**Your task:**
Please retype all the data below exactly, line for line.

**Record set:**

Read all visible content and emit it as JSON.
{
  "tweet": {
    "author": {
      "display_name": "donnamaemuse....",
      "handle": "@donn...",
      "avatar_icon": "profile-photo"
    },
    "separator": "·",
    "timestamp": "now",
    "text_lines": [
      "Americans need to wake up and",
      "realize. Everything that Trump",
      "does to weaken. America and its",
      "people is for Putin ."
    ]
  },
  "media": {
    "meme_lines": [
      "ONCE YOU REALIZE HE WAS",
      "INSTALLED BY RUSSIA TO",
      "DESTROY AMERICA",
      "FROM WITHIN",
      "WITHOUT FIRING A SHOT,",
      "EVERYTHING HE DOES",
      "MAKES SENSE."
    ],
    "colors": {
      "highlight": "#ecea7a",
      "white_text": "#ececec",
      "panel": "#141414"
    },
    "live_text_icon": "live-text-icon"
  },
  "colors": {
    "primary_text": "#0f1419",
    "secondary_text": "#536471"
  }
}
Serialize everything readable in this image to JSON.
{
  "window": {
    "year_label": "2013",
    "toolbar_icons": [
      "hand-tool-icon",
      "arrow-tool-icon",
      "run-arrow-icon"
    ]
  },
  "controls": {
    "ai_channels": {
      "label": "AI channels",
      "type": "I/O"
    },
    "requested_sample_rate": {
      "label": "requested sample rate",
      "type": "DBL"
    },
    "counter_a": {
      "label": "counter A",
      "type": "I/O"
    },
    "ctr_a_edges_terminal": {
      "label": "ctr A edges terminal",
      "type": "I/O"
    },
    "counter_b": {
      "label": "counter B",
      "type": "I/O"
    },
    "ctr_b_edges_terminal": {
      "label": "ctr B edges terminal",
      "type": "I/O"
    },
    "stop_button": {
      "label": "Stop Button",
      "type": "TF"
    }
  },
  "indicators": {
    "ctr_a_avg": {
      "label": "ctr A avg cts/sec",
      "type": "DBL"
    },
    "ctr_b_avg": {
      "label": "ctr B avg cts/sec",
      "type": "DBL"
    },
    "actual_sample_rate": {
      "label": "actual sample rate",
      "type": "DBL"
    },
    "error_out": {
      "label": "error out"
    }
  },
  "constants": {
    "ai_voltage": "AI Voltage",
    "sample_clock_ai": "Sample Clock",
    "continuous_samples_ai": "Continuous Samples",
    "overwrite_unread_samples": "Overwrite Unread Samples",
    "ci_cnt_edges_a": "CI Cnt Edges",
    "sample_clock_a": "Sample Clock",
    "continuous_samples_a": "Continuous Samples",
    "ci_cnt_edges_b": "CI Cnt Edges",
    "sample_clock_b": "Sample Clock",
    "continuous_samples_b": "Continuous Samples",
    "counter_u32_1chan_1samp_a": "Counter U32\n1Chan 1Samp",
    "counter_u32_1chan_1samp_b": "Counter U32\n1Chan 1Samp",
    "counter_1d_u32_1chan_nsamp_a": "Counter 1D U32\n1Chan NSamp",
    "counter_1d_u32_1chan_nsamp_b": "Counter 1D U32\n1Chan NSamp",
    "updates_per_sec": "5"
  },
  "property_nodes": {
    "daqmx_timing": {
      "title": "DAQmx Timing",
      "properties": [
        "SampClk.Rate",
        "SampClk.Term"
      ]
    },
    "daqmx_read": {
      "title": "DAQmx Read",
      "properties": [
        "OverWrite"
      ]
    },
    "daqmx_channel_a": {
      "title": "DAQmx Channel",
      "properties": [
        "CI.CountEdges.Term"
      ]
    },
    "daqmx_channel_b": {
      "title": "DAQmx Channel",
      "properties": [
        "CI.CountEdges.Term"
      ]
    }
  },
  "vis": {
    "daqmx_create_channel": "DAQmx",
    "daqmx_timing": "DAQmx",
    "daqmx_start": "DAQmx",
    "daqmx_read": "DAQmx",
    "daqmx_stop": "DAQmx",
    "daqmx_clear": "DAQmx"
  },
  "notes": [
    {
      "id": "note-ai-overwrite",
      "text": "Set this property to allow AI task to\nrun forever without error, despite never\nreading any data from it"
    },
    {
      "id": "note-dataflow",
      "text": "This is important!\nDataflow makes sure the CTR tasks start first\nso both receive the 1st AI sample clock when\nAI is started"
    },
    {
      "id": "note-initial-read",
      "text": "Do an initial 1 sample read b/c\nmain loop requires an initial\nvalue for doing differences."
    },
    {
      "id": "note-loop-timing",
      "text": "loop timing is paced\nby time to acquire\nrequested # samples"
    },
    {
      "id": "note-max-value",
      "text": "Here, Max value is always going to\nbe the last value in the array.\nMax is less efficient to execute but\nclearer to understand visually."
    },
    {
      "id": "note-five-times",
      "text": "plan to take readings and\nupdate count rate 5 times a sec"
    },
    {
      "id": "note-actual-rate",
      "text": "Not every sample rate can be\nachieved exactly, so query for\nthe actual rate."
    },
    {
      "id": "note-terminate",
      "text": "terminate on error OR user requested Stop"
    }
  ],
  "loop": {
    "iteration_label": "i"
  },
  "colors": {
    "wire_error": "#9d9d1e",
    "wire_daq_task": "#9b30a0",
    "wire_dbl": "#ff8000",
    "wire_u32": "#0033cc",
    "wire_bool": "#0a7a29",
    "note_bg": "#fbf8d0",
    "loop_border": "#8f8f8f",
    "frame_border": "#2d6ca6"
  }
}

**Response below:**
Read all visible content and emit it as JSON.
{
  "tweet": {
    "author": {
      "display_name": "donnamaemuse....",
      "handle": "@donn...",
      "avatar_icon": "profile-photo"
    },
    "separator": "·",
    "timestamp": "now",
    "text_lines": [
      "Americans need to wake up and",
      "realize. Everything that Trump",
      "does to weaken. America and its",
      "people is for Putin ."
    ]
  },
  "media": {
    "meme_lines": [
      "ONCE YOU REALIZE HE WAS",
      "INSTALLED BY RUSSIA TO",
      "DESTROY AMERICA",
      "FROM WITHIN",
      "WITHOUT FIRING A SHOT,",
      "EVERYTHING HE DOES",
      "MAKES SENSE."
    ],
    "colors": {
      "highlight": "#ecea7a",
      "white_text": "#ececec",
      "panel": "#141414"
    },
    "live_text_icon": "live-text-icon"
  },
  "colors": {
    "primary_text": "#0f1419",
    "secondary_text": "#536471"
  }
}
Serialize everything readable in this image to JSON.
{
  "window": {
    "year_label": "2013",
    "toolbar_icons": [
      "hand-tool-icon",
      "arrow-tool-icon",
      "run-arrow-icon"
    ]
  },
  "controls": {
    "ai_channels": {
      "label": "AI channels",
      "type": "I/O"
    },
    "requested_sample_rate": {
      "label": "requested sample rate",
      "type": "DBL"
    },
    "counter_a": {
      "label": "counter A",
      "type": "I/O"
    },
    "ctr_a_edges_terminal": {
      "label": "ctr A edges terminal",
      "type": "I/O"
    },
    "counter_b": {
      "label": "counter B",
      "type": "I/O"
    },
    "ctr_b_edges_terminal": {
      "label": "ctr B edges terminal",
      "type": "I/O"
    },
    "stop_button": {
      "label": "Stop Button",
      "type": "TF"
    }
  },
  "indicators": {
    "ctr_a_avg": {
      "label": "ctr A avg cts/sec",
      "type": "DBL"
    },
    "ctr_b_avg": {
      "label": "ctr B avg cts/sec",
      "type": "DBL"
    },
    "actual_sample_rate": {
      "label": "actual sample rate",
      "type": "DBL"
    },
    "error_out": {
      "label": "error out"
    }
  },
  "constants": {
    "ai_voltage": "AI Voltage",
    "sample_clock_ai": "Sample Clock",
    "continuous_samples_ai": "Continuous Samples",
    "overwrite_unread_samples": "Overwrite Unread Samples",
    "ci_cnt_edges_a": "CI Cnt Edges",
    "sample_clock_a": "Sample Clock",
    "continuous_samples_a": "Continuous Samples",
    "ci_cnt_edges_b": "CI Cnt Edges",
    "sample_clock_b": "Sample Clock",
    "continuous_samples_b": "Continuous Samples",
    "counter_u32_1chan_1samp_a": "Counter U32\n1Chan 1Samp",
    "counter_u32_1chan_1samp_b": "Counter U32\n1Chan 1Samp",
    "counter_1d_u32_1chan_nsamp_a": "Counter 1D U32\n1Chan NSamp",
    "counter_1d_u32_1chan_nsamp_b": "Counter 1D U32\n1Chan NSamp",
    "updates_per_sec": "5"
  },
  "property_nodes": {
    "daqmx_timing": {
      "title": "DAQmx Timing",
      "properties": [
        "SampClk.Rate",
        "SampClk.Term"
      ]
    },
    "daqmx_read": {
      "title": "DAQmx Read",
      "properties": [
        "OverWrite"
      ]
    },
    "daqmx_channel_a": {
      "title": "DAQmx Channel",
      "properties": [
        "CI.CountEdges.Term"
      ]
    },
    "daqmx_channel_b": {
      "title": "DAQmx Channel",
      "properties": [
        "CI.CountEdges.Term"
      ]
    }
  },
  "vis": {
    "daqmx_create_channel": "DAQmx",
    "daqmx_timing": "DAQmx",
    "daqmx_start": "DAQmx",
    "daqmx_read": "DAQmx",
    "daqmx_stop": "DAQmx",
    "daqmx_clear": "DAQmx"
  },
  "notes": [
    {
      "id": "note-ai-overwrite",
      "text": "Set this property to allow AI task to\nrun forever without error, despite never\nreading any data from it"
    },
    {
      "id": "note-dataflow",
      "text": "This is important!\nDataflow makes sure the CTR tasks start first\nso both receive the 1st AI sample clock when\nAI is started"
    },
    {
      "id": "note-initial-read",
      "text": "Do an initial 1 sample read b/c\nmain loop requires an initial\nvalue for doing differences."
    },
    {
      "id": "note-loop-timing",
      "text": "loop timing is paced\nby time to acquire\nrequested # samples"
    },
    {
      "id": "note-max-value",
      "text": "Here, Max value is always going to\nbe the last value in the array.\nMax is less efficient to execute but\nclearer to understand visually."
    },
    {
      "id": "note-five-times",
      "text": "plan to take readings and\nupdate count rate 5 times a sec"
    },
    {
      "id": "note-actual-rate",
      "text": "Not every sample rate can be\nachieved exactly, so query for\nthe actual rate."
    },
    {
      "id": "note-terminate",
      "text": "terminate on error OR user requested Stop"
    }
  ],
  "loop": {
    "iteration_label": "i"
  },
  "colors": {
    "wire_error": "#9d9d1e",
    "wire_daq_task": "#9b30a0",
    "wire_dbl": "#ff8000",
    "wire_u32": "#0033cc",
    "wire_bool": "#0a7a29",
    "note_bg": "#fbf8d0",
    "loop_border": "#8f8f8f",
    "frame_border": "#2d6ca6"
  }
}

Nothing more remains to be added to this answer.